Conversational Artificial Intelligence; Companion or Utility?

This existential question has been discussed, analyzed in topical conversation and movies. Is conversational based Ai a friendly sassy personality or a hyper efficient task driven utility who gets the job done?

The current AI industry narrative includes hilarious episodes how you want your Ai assistant to be your new BFF. Whether its tricking Siri to say funny things or testing a consumer brand’s new bot with outrageous questions and chuckling about the replies; the view always bends to how conversational virtual assistants need to be warm and friendly and human.

Apple recently announced they’re working on ridding Siri of her robotic voice by upgrading speech synthesis markup language to code natural verbal patterns to sound more friendly and human.

Yet, it doesn’t stop at a humanlike voice, we seem to want jokes and banter too! Ask Cortana who’s her daddy, and she’ll respond with a sassy, Bill Gates centric answer while Siri can offer up funny responses to questions of what the meaning of life is or if she has a boyfriend.

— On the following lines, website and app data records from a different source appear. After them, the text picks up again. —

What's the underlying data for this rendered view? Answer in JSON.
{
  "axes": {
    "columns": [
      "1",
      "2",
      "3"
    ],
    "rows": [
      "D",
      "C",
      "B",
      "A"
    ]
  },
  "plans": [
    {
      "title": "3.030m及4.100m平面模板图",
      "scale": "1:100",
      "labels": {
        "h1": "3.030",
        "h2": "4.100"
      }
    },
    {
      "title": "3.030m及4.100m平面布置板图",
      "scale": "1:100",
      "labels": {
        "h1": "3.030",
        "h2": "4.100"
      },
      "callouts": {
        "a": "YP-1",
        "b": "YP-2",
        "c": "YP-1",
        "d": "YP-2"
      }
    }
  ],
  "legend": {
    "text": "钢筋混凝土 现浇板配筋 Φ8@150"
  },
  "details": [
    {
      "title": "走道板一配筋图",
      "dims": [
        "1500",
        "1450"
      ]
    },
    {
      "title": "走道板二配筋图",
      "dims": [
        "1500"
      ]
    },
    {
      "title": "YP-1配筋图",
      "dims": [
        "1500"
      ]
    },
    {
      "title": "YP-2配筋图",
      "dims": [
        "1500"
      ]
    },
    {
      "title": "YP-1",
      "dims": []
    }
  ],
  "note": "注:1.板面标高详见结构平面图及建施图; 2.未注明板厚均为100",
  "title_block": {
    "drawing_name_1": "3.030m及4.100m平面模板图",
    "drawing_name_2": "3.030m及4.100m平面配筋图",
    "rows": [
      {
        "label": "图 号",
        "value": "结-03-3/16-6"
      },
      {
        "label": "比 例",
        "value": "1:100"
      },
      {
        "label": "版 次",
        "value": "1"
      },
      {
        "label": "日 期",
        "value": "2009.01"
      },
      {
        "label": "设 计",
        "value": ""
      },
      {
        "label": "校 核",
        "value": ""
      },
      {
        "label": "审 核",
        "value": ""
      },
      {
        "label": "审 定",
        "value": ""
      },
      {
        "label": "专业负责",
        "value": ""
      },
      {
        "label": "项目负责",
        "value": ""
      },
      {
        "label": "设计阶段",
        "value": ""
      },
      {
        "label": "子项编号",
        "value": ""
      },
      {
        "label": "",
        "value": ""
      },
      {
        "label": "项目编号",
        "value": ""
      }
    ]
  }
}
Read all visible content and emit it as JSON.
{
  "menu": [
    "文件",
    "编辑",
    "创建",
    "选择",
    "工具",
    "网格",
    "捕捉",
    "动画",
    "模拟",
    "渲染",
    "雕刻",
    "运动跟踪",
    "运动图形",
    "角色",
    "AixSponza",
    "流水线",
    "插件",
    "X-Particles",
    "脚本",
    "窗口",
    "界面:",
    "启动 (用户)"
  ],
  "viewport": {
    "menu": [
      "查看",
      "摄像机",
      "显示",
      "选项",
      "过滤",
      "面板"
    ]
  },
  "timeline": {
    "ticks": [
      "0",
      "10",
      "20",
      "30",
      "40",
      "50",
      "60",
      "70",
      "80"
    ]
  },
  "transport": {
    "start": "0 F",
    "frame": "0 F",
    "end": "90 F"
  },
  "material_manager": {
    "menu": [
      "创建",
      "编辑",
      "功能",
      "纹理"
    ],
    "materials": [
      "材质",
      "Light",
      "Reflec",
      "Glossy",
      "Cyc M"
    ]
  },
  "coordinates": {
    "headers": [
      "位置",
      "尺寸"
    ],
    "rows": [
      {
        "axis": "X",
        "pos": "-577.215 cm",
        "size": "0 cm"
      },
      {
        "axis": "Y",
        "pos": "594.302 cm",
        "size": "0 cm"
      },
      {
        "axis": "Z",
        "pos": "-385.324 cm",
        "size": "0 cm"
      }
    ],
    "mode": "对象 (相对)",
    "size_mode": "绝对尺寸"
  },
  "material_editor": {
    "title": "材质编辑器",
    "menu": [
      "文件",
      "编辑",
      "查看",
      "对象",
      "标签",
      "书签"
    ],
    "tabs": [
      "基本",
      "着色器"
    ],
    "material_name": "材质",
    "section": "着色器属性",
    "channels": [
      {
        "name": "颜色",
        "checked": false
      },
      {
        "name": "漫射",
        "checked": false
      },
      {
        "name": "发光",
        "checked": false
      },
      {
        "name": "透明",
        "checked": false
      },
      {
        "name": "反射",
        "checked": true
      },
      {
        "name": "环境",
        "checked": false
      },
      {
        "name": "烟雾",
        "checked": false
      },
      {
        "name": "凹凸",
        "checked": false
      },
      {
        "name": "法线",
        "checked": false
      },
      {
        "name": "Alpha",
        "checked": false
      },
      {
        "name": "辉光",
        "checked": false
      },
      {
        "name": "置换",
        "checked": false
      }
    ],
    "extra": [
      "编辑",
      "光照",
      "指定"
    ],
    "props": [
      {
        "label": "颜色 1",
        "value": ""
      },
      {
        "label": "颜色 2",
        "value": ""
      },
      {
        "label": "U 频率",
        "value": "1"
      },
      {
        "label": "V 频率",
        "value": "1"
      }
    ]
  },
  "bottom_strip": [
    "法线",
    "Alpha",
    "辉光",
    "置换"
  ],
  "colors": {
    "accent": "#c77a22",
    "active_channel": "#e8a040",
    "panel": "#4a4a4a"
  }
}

These conversational quips make interacting with Ai assistants fun and offers comic relief, encouraging you to look beyond their machine learning façade. At the end of the day, the purpose of an Ai assistant is to provide a utility — whether it be troubleshooting your internet, reporting fraud, or answering your customer service questions. Imbuing the Ai assistant with the ability to joke or understand what makes a New Yorker cartoon funny, does not necessarily make them more useful.

Emotional intelligence in Ai assistants should be viewed through the lens of a utility. If you have issues completing a transaction, the assistant should identify the issue and respond appropriately the next time around. This type of emotional intelligence or context is important to creating assistants that can effectively interact with users. For example: trying to understand tone — recognizing the significance of an underlying long pause or raised voice- whether its frustration or impatience and trying to execute on the task at hand. Having the ability to understand these subtle emotional cues makes task completion easier. However, companies have taken this EQ narrative even further.

In the past year, Amazon unveiled ‘speechcons’ in Alexa, allowing the device to respond to colloquialism like beep beep. It makes for good marketing and perhaps makes the device less intimidating. However, does that make Alexa more useful in executing tasks?

Beyond functionality, there are other considerations when using this technology. As you build a still uneasy rapport with your Ai Assistant; remember this emerging category of Virtual Assistants have almost unlimited access to your data — emails, shopping habits, phone history and even online searches. As you utilize them to schedule meetings or purchase clothes, lets not forget, there’s a company behind the machine potentially listening and carefully analyzing what you say and do in the kitchen.

The hype around AI continue to center around assistants being just as intelligent as humans, we often lose sight of the fact that there’s still a lot of “artificial” in artificial intelligence. Behind every Ai assistant is a human that initially trains, programs and inputs data so that the AI engine and Machine learning algorithms learn how to respond with the goal of ultimately requiring less human intervention.

Despite situations like the Microsoft Tay mishap or IBM Watson falling flat on expectations in the healthcare sector, we have a long way to go before AI can function without human oversight. While we grapple with images of AI ranging from Her to Siri or a sassy customer service bot, its important to avoid mismatched expectations on what AI can and cannot do.

At the end of the day, lets not forget Ai based Virtual Assistants are a utility, and if you need a friend, a dog may be a better bet.

This opinion piece was originally published on The Next Web/ www.thenextweb.com